▶ [YOUR ASSIGNMENT]
Each line of the data below containing "JSON" needs to be listed.

(Component data from apps and pages)
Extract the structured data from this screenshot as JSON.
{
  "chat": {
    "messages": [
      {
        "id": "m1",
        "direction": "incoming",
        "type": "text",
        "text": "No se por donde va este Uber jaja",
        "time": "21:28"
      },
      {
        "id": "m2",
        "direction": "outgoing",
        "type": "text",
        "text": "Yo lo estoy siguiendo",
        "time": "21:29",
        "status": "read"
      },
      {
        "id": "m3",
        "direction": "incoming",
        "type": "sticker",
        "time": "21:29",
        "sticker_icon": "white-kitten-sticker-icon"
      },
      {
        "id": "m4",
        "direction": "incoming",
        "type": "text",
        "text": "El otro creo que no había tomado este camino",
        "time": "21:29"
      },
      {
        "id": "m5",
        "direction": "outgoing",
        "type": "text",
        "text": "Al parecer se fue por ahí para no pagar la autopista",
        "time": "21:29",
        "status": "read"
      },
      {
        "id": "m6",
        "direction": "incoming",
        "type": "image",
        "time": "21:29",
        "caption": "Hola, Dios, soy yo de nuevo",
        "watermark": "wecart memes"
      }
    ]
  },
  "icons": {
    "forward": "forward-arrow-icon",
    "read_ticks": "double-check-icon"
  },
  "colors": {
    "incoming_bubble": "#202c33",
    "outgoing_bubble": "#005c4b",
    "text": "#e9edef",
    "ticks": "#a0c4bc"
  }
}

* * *

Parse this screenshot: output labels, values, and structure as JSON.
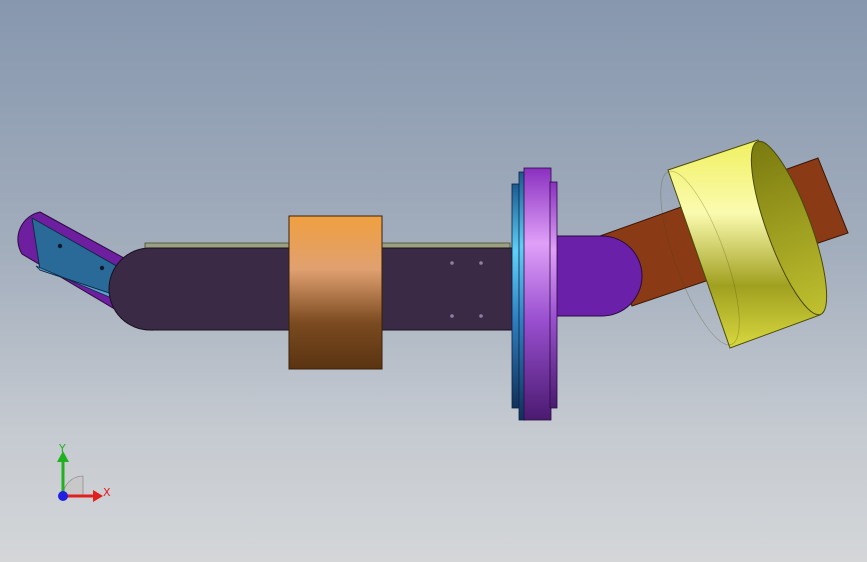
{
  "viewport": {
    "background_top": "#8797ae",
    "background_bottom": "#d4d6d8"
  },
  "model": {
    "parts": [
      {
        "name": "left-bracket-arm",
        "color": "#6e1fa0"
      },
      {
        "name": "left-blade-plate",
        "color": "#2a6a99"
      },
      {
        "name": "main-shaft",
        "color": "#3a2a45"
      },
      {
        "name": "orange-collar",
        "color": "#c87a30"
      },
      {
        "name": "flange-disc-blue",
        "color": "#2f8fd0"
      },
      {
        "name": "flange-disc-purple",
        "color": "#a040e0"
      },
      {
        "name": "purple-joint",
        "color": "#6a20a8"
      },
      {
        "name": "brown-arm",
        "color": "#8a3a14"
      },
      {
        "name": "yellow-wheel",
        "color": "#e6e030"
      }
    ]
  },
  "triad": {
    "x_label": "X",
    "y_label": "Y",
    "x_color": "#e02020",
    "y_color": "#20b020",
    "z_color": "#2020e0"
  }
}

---

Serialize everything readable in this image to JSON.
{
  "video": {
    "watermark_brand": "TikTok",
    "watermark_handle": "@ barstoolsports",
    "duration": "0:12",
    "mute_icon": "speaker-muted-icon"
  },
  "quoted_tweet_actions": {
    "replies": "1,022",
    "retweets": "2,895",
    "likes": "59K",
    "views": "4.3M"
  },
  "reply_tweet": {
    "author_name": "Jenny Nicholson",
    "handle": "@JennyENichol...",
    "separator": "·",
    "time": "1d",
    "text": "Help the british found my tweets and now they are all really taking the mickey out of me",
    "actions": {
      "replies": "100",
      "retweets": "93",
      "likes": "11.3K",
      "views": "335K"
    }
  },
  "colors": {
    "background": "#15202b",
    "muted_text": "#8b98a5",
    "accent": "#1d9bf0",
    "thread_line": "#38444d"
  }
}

▶ [ANSWER BOX]
Extract the structured data from this screenshot as JSON.
Parse this screenshot: output labels, values, and structure as JSON.
Serialize everything readable in this image to JSON.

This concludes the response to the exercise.